■ EXERCISE OBJECTIVE ■
Please return the records below exactly as they stand, with the pictures removed.

[Opening EXTRACTED RECORDS section]

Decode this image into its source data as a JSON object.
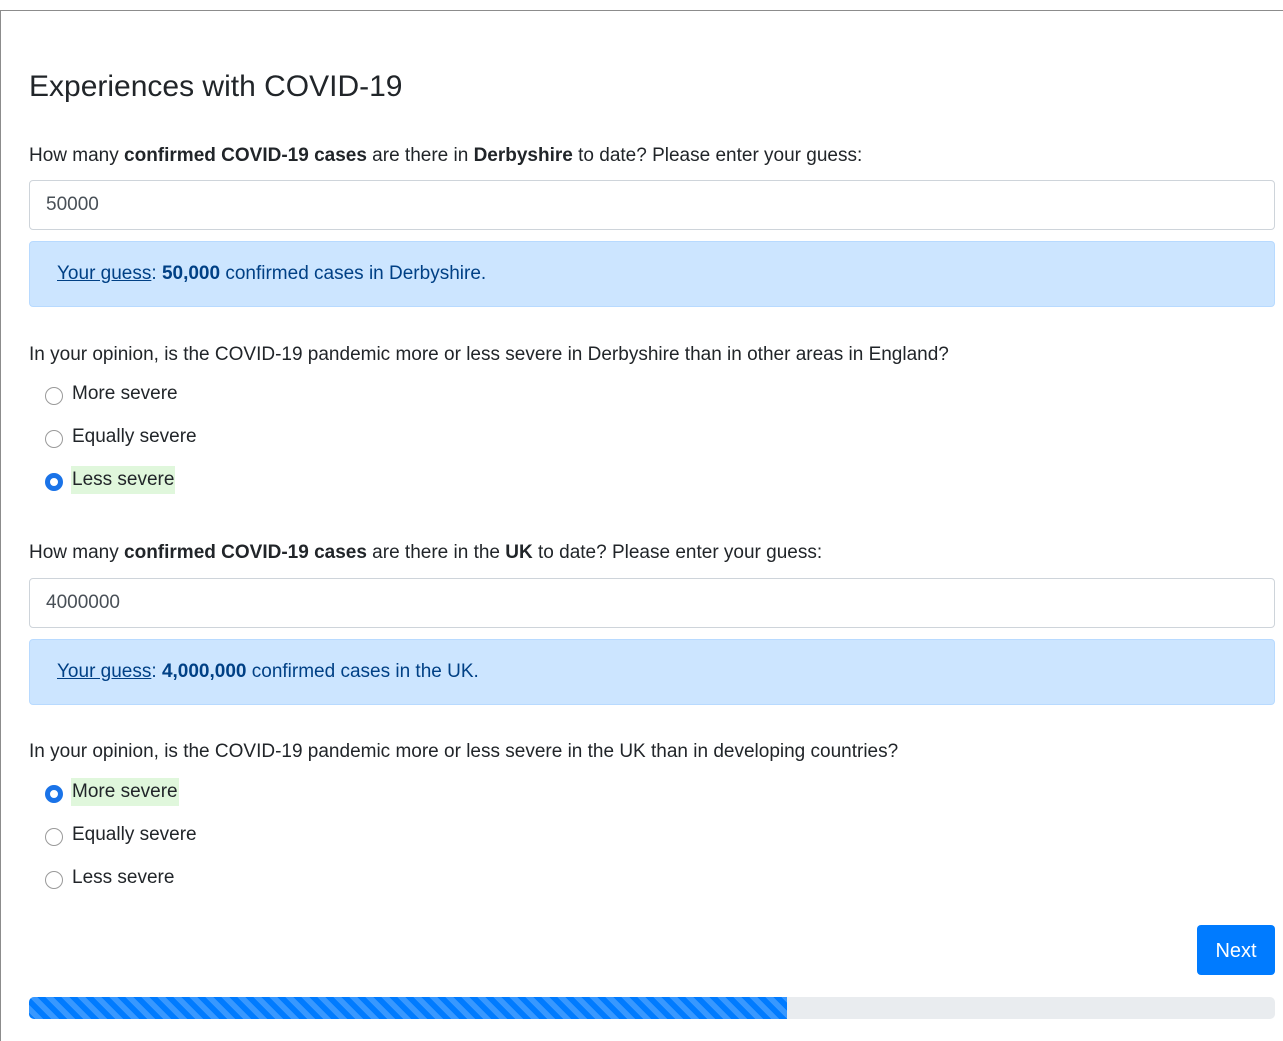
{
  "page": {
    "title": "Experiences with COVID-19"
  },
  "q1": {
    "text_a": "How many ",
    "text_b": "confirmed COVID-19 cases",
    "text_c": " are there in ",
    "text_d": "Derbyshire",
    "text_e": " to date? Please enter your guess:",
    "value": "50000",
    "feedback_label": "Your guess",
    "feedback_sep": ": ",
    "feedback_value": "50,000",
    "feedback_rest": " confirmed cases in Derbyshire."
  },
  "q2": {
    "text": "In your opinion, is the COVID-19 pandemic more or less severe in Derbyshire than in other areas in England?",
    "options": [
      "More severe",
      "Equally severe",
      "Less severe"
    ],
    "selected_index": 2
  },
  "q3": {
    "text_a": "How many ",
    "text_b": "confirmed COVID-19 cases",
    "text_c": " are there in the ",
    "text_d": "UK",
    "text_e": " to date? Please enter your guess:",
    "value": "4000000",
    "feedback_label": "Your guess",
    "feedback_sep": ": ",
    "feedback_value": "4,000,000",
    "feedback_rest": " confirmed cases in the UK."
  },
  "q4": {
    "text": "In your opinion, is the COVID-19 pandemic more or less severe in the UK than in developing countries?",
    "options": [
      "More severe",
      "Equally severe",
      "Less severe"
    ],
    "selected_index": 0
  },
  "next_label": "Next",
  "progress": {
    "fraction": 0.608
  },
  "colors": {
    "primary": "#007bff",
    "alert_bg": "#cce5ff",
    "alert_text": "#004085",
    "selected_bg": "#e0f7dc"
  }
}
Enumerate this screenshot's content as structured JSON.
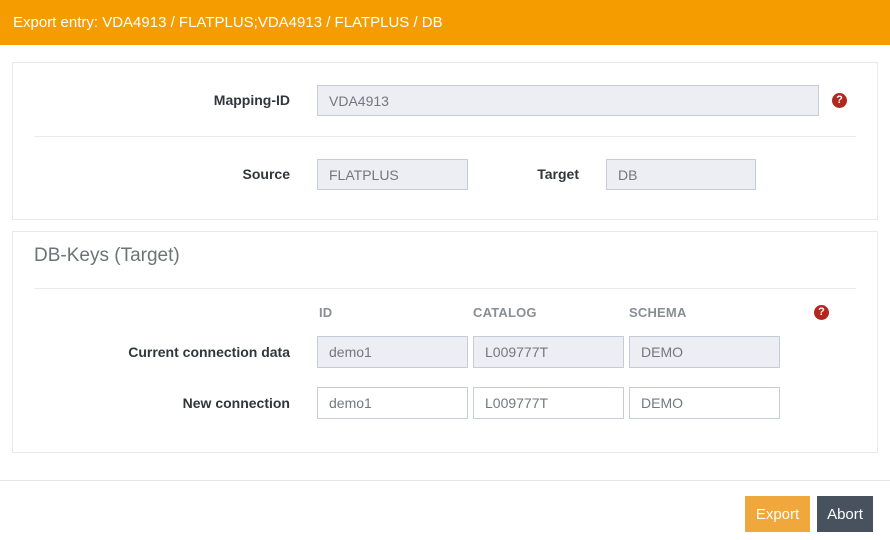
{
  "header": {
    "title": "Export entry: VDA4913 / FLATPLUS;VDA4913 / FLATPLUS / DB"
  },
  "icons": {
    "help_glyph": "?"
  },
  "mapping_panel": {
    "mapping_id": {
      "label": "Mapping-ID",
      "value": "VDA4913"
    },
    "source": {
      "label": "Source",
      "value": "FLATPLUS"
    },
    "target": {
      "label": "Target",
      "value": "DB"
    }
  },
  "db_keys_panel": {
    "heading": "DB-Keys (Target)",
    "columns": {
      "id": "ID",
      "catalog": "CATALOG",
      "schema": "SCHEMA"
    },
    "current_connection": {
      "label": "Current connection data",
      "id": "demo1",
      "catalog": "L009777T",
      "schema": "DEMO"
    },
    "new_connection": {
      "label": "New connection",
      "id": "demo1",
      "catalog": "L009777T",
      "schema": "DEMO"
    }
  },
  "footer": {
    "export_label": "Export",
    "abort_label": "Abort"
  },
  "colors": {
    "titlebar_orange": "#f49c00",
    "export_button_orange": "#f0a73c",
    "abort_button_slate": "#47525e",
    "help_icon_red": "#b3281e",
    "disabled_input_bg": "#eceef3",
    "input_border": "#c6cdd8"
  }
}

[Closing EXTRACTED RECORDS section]

■ EXERCISE RESULT ■
Decode this image into its source data as a JSON object.
{
  "page": {
    "title": "Experiences with COVID-19"
  },
  "q1": {
    "text_a": "How many ",
    "text_b": "confirmed COVID-19 cases",
    "text_c": " are there in ",
    "text_d": "Derbyshire",
    "text_e": " to date? Please enter your guess:",
    "value": "50000",
    "feedback_label": "Your guess",
    "feedback_sep": ": ",
    "feedback_value": "50,000",
    "feedback_rest": " confirmed cases in Derbyshire."
  },
  "q2": {
    "text": "In your opinion, is the COVID-19 pandemic more or less severe in Derbyshire than in other areas in England?",
    "options": [
      "More severe",
      "Equally severe",
      "Less severe"
    ],
    "selected_index": 2
  },
  "q3": {
    "text_a": "How many ",
    "text_b": "confirmed COVID-19 cases",
    "text_c": " are there in the ",
    "text_d": "UK",
    "text_e": " to date? Please enter your guess:",
    "value": "4000000",
    "feedback_label": "Your guess",
    "feedback_sep": ": ",
    "feedback_value": "4,000,000",
    "feedback_rest": " confirmed cases in the UK."
  },
  "q4": {
    "text": "In your opinion, is the COVID-19 pandemic more or less severe in the UK than in developing countries?",
    "options": [
      "More severe",
      "Equally severe",
      "Less severe"
    ],
    "selected_index": 0
  },
  "next_label": "Next",
  "progress": {
    "fraction": 0.608
  },
  "colors": {
    "primary": "#007bff",
    "alert_bg": "#cce5ff",
    "alert_text": "#004085",
    "selected_bg": "#e0f7dc"
  }
}
Enumerate this screenshot's content as structured JSON.
{
  "header": {
    "title": "Export entry: VDA4913 / FLATPLUS;VDA4913 / FLATPLUS / DB"
  },
  "icons": {
    "help_glyph": "?"
  },
  "mapping_panel": {
    "mapping_id": {
      "label": "Mapping-ID",
      "value": "VDA4913"
    },
    "source": {
      "label": "Source",
      "value": "FLATPLUS"
    },
    "target": {
      "label": "Target",
      "value": "DB"
    }
  },
  "db_keys_panel": {
    "heading": "DB-Keys (Target)",
    "columns": {
      "id": "ID",
      "catalog": "CATALOG",
      "schema": "SCHEMA"
    },
    "current_connection": {
      "label": "Current connection data",
      "id": "demo1",
      "catalog": "L009777T",
      "schema": "DEMO"
    },
    "new_connection": {
      "label": "New connection",
      "id": "demo1",
      "catalog": "L009777T",
      "schema": "DEMO"
    }
  },
  "footer": {
    "export_label": "Export",
    "abort_label": "Abort"
  },
  "colors": {
    "titlebar_orange": "#f49c00",
    "export_button_orange": "#f0a73c",
    "abort_button_slate": "#47525e",
    "help_icon_red": "#b3281e",
    "disabled_input_bg": "#eceef3",
    "input_border": "#c6cdd8"
  }
}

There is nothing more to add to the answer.